Ware, health officer, but couldn't gethim, so
he rang up Dr. O. X. Huff. It was some time
before he succeeded in getting the doctor
to answer the telephone. During this time
the sick man fell off his chair from ex
haustion, and the reporter unassisted lifted
the patient back to his seat. The health of
ficer who sat near by, and who witnessed
the man's fall, did not move from his chair.
In his own mind he was satisfied that it was
a genuine case of cholera, and he intended
to keep a safe distance.
Advised to Go to the Hotel.
Dr. Huff answered the telephone while
this scene was taking place at the health
office. He hurried down town and exam
ined the pat lent. He said that the man did
not have cholera. He ordered him to go to
a hotel. The Alexian Bros.' hospital was
called up to see if the patient would be re
ceived, but the answer came back that sick
persons were not admitted after 8:45 p. m.
and so Mr. Forney, assisted by a reporter,
went to the hotel, not one of the alleged
health officers offering to assist him.
Awful Mortality In Russia.
ST. PETERSBURG, Sept. 27. The number
of deaths from the cholera within the whole
Russian empire from the beginning of the
epidemic up to Saturday last is officially
reported at 15,60.

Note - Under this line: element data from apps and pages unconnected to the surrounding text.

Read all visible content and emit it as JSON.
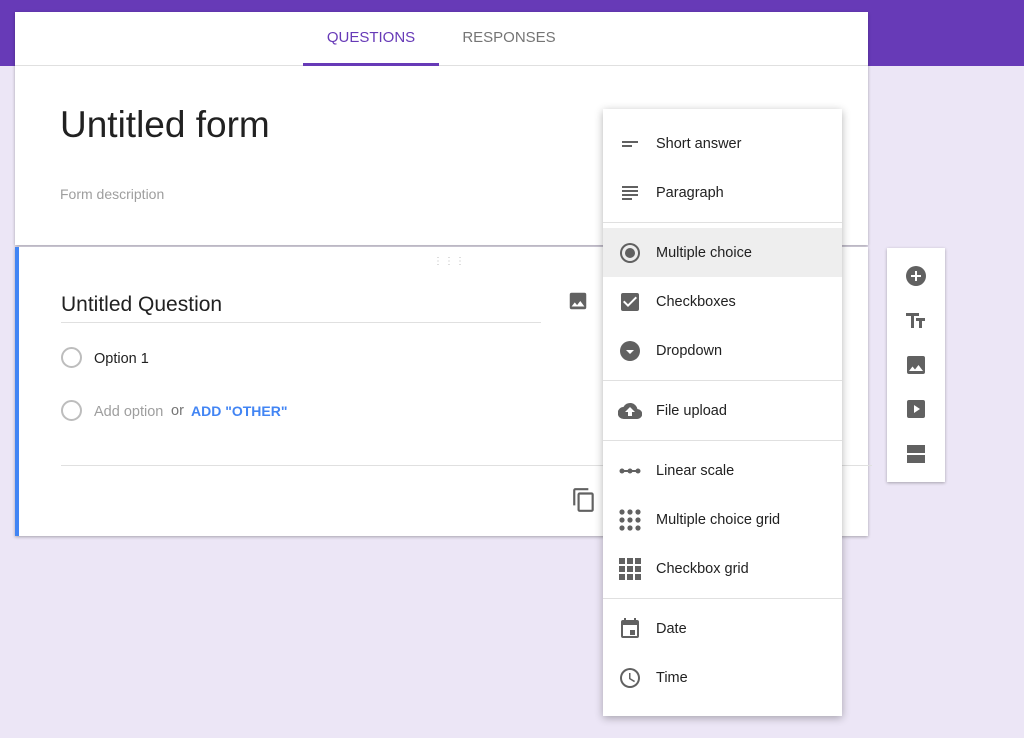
{
  "colors": {
    "accent": "#673ab7",
    "link": "#4285f4",
    "background": "#ece6f6"
  },
  "tabs": [
    {
      "label": "QUESTIONS",
      "active": true
    },
    {
      "label": "RESPONSES",
      "active": false
    }
  ],
  "form": {
    "title": "Untitled form",
    "description_placeholder": "Form description"
  },
  "question": {
    "title": "Untitled Question",
    "options": [
      "Option 1"
    ],
    "add_option": "Add option",
    "or": "or",
    "add_other": "ADD \"OTHER\""
  },
  "menu": {
    "items": [
      {
        "label": "Short answer",
        "icon": "short-text-icon"
      },
      {
        "label": "Paragraph",
        "icon": "paragraph-icon"
      },
      {
        "label": "Multiple choice",
        "icon": "radio-icon",
        "selected": true
      },
      {
        "label": "Checkboxes",
        "icon": "checkbox-icon"
      },
      {
        "label": "Dropdown",
        "icon": "dropdown-icon"
      },
      {
        "label": "File upload",
        "icon": "cloud-upload-icon"
      },
      {
        "label": "Linear scale",
        "icon": "linear-scale-icon"
      },
      {
        "label": "Multiple choice grid",
        "icon": "dot-grid-icon"
      },
      {
        "label": "Checkbox grid",
        "icon": "square-grid-icon"
      },
      {
        "label": "Date",
        "icon": "calendar-icon"
      },
      {
        "label": "Time",
        "icon": "clock-icon"
      }
    ]
  },
  "side_toolbar": [
    "add-question-icon",
    "add-title-icon",
    "add-image-icon",
    "add-video-icon",
    "add-section-icon"
  ]
}
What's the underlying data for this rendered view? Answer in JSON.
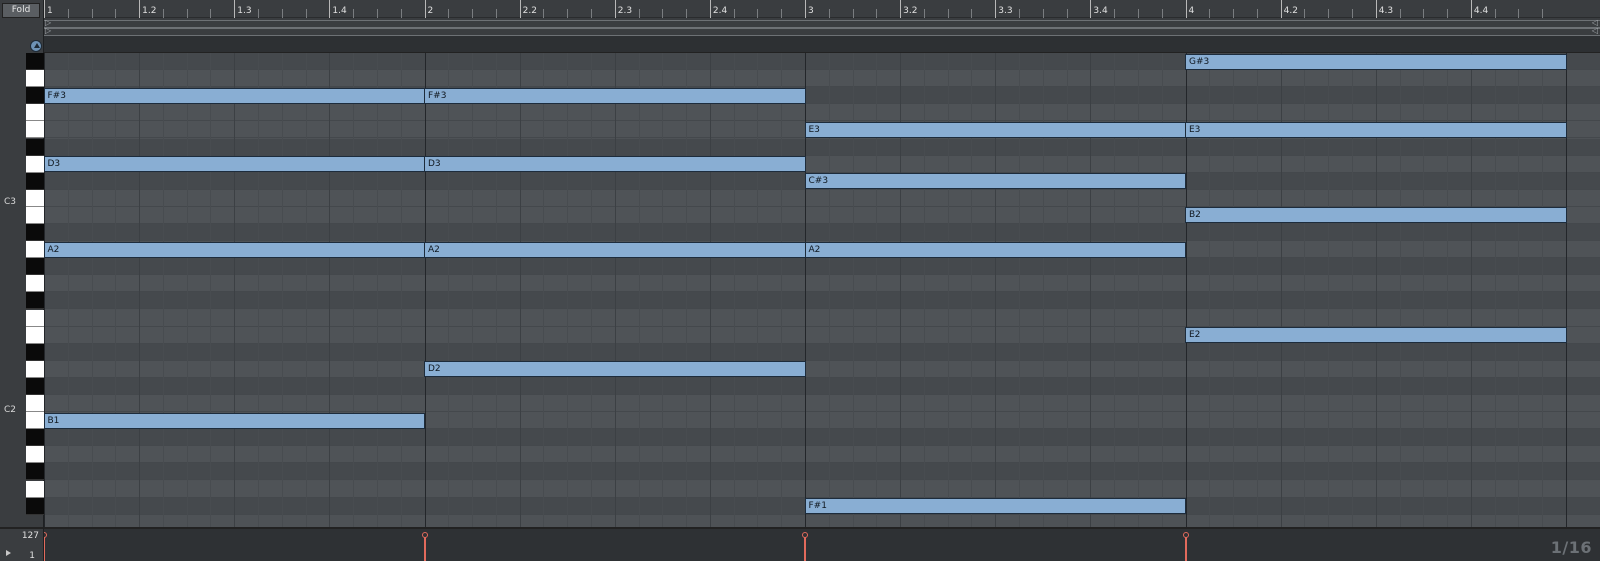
{
  "fold_button": {
    "label": "Fold"
  },
  "octave_labels": [
    "C3",
    "C2"
  ],
  "ruler": {
    "labels": [
      "1",
      "1.2",
      "1.3",
      "1.4",
      "2",
      "2.2",
      "2.3",
      "2.4",
      "3",
      "3.2",
      "3.3",
      "3.4",
      "4",
      "4.2",
      "4.3",
      "4.4"
    ]
  },
  "velocity": {
    "max_label": "127",
    "min_label": "1",
    "values": [
      127,
      127,
      127,
      127
    ]
  },
  "quantization": "1/16",
  "colors": {
    "note": "#89aed3",
    "velocity": "#e26a5c",
    "grid_light": "#4f5357",
    "grid_dark": "#45494d"
  },
  "pitch_range": {
    "top": "G#3",
    "bottom": "F#1"
  },
  "notes": [
    {
      "pitch": "F#3",
      "start": 1,
      "length": 1
    },
    {
      "pitch": "D3",
      "start": 1,
      "length": 1
    },
    {
      "pitch": "A2",
      "start": 1,
      "length": 1
    },
    {
      "pitch": "B1",
      "start": 1,
      "length": 1
    },
    {
      "pitch": "F#3",
      "start": 2,
      "length": 1
    },
    {
      "pitch": "D3",
      "start": 2,
      "length": 1
    },
    {
      "pitch": "A2",
      "start": 2,
      "length": 1
    },
    {
      "pitch": "D2",
      "start": 2,
      "length": 1
    },
    {
      "pitch": "E3",
      "start": 3,
      "length": 1
    },
    {
      "pitch": "C#3",
      "start": 3,
      "length": 1
    },
    {
      "pitch": "A2",
      "start": 3,
      "length": 1
    },
    {
      "pitch": "F#1",
      "start": 3,
      "length": 1
    },
    {
      "pitch": "G#3",
      "start": 4,
      "length": 1
    },
    {
      "pitch": "E3",
      "start": 4,
      "length": 1
    },
    {
      "pitch": "B2",
      "start": 4,
      "length": 1
    },
    {
      "pitch": "E2",
      "start": 4,
      "length": 1
    }
  ]
}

Hamburg, Sept. 27. There were 197 fresh
cases of cholera in this city yesterday, or
six more than Sunday; eighty-nine deaths,
cr nine fewer than Sunday.
So Sew Cases at (iotham.
Xew York, Sept. 27. Xo new cases of
'cholera were reported anywhere in the
vicinity yesterday. The Scandia was per
mit ted" to come to upper quarantine.
THE VERY LATEST.
Washington. Sept. 27 Col. W. P
Can iday, ex-sergeant-at-arms of the
Uoited Mates senate, committed suicioe
in this city this morning, snooting him
self through the head.
Another Cholera Scare.
Sew York, Sept. 27. Down the bay,
there is another cholera ripple. On the
first pelt hip to enter this port the Bo
hemia, there hve. developed two new
cases durirg the night.
'Success depends upon the libtril p.t
ronage of printing offices." Ator.
Talk's cheap, but when it's
backed up by a pledge of the
liard cash of a financially re
sponsible firm, or company, of
world-wide reputation for fair
and honorable dealing, it
Now, there are scores of
sarsaparillas and other blood
purifiers, all cracked up to be
the best, purest, most peculiar
and wonderful, but bear in
mind (for your own sake),
there's only o::e gztararJccd
blood-purifier and remedy for
torpid liver and all diseases
that come from bad blood.
That one standing solitary
and alone sold on trials is
Dr. Pierce's Golden Med
If it don't do good in skin,
scalp and scrofulous diseases
and pulmonary consumption
is only lung-scrofula just let
its makers know and get your
Talk's cheap, but to back a
poor medicine, or a common
or.e, by selling it on trizl as
-Golden Medical Discovery"
is sold, would bankrupt the
Talk's cheap, but only " Dis
covery " is guaranteed.
Woodyatt's Music House
No. 1804 Second Avenue.
WOODYATT & WOODYATT.
This firm have the exclusive Bale for this county of tie
Piaqos ard Oreiri,
WEBER, HTU YVES A NT, DECKER BR08., WHEELOCK,
ESTEY, AND CAMP & CO.'S PIANOS,
And the ESTEY, WESTERN COTTAGE and FAR
RAND & VOTEY ORGANS.
ffA inV line slso of small Mnsical merchandise. We have In onr etnuloj a flrst-cla Plsr.o 7 - rr :
At never before heard of prices
G. O. HUCKSTAEDT'S,
1809 and 1811 Second Avenue.
Call in and see
FIXE LINE OF
. Ludlow Shoes,
km -$4 -
The best line of SCHOOL SHOES ever shown in the
Wricrrit & Oreeraveilt,
1704 SECOND AVENUE.
We will occupy our new store, cor. of Fifth avenue
and Twenty-third St., and will be known as the
Fifth Avenue Pharmacy.
VJOHS? VON KOECKRITZ. Pharmacist.
f f J i 11 M 1 r i
I hi ' L (i 1 P t fr "
The Bee Hive not only
shows the largest ani
best bought stock of
cloaks and millinery in the
tri-cities, but can and does
offer bargains in each de
partment calculated to
paralyze competition, open
the eyes of every wide
awake cash buyer, and
prove to all that the Bee
Hive is "second to none"
in stock, styles or low
Your self-interest leads
you to the
114 West Second Street. Divcnport.